+ Saves GPS location of where you last parked your car
– Relatively steep initial price
– No storage, requires a smartphone to work
– Can only be setup with one car at a time
– Only supports regular octane fuel, not premium
Pricing and Availability
Automatic is available today within the US. The Automatic application can be downloaded from the Apple App Store, free of charge, and the Automatic Link module can be purchased for $99.95 from the Automatic website. Currently, Android is not supported. But you can purchase the Automatic Link, and the Android beta application will launch in December. It will use the same module.

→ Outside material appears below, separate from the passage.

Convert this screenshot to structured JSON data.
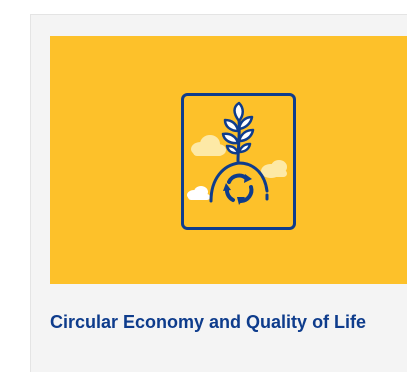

Automatic works with almost every gasoline-powered car released in the US since 1996, according to its site. It only works with gasoline-driven cars, or hybrids which use gasoline, however. Diesel engines use different computers, which Automatic does not currently support. You can check your car’s compatibility from the Automatic order page.
The team would like to make Automatic available outside the US, eventually, as well as support diesel engines.
After nearly a week with Automatic, we walk away impressed. Could you do the math yourself? Absolutely. It’s very simple math, actually. But that’s not the point. Automatic is effortless and keeps track of everything while also reminding you, in real time, that you should take more care when hitting the gas or brake. Plug it in, and forget about it. Let it do all the work.
The name is very fitting.
As any new product will, however, Automatic has a few quirks. We’d love the ability to choose between premium and regular gas, and fortunately we will have that option in the future. And we can’t help but feel some hard accelerations and brakes weren’t justified. Not to mention, some local highways have a speed limit of 70mph, meaning the Link will chirp. You can turn the audio feedback off, but the Link will continue to monitor your driving and dock points, even though you’re only following the rules of the road.
No less, the inbuilt average miles per gallon reading on the console of our car has gone up since installing Automatic, and we’re infinitely more mindful of our driving – how hard we’re stomping the pedals. And having a constant translator – an OBD-II reader – always present to help your car communicate directly to you when it’s having trouble is unbelievably useful.
Since using Automatic, we’re consistently more aware of the money we’re wasting each time we stomp the gas instead of easing on the pedal.
And that’s where the point and usefulness of Automatic could become disjointed for some. If you care about saving every last penny, driving more safely, and knowing more about the status of your car at all times, Automatic is a bargain for $100. Depending on how serious you take it and how much you drive, it could pay for itself in gas savings in no time. If you instead drive for the thrill of it, enjoy the roar of an engine, and care less about the cost of gas or how much you’re burning at all times, Automatic certainly isn’t for you. You can buy an OBD-II reader for under $20 and do the rough math in your head like you’ve been doing for years.
Even then, the Crash Alert alone (once it’s out of beta), is a compelling argument for the Automatic service.
We here at Pocketnow plan to continue using Automatic during our routine trips around town or to and from the office. But we’ll probably toss it in the glove box (or simply turn off the audio feedback) for those weekend trips down winding backroads.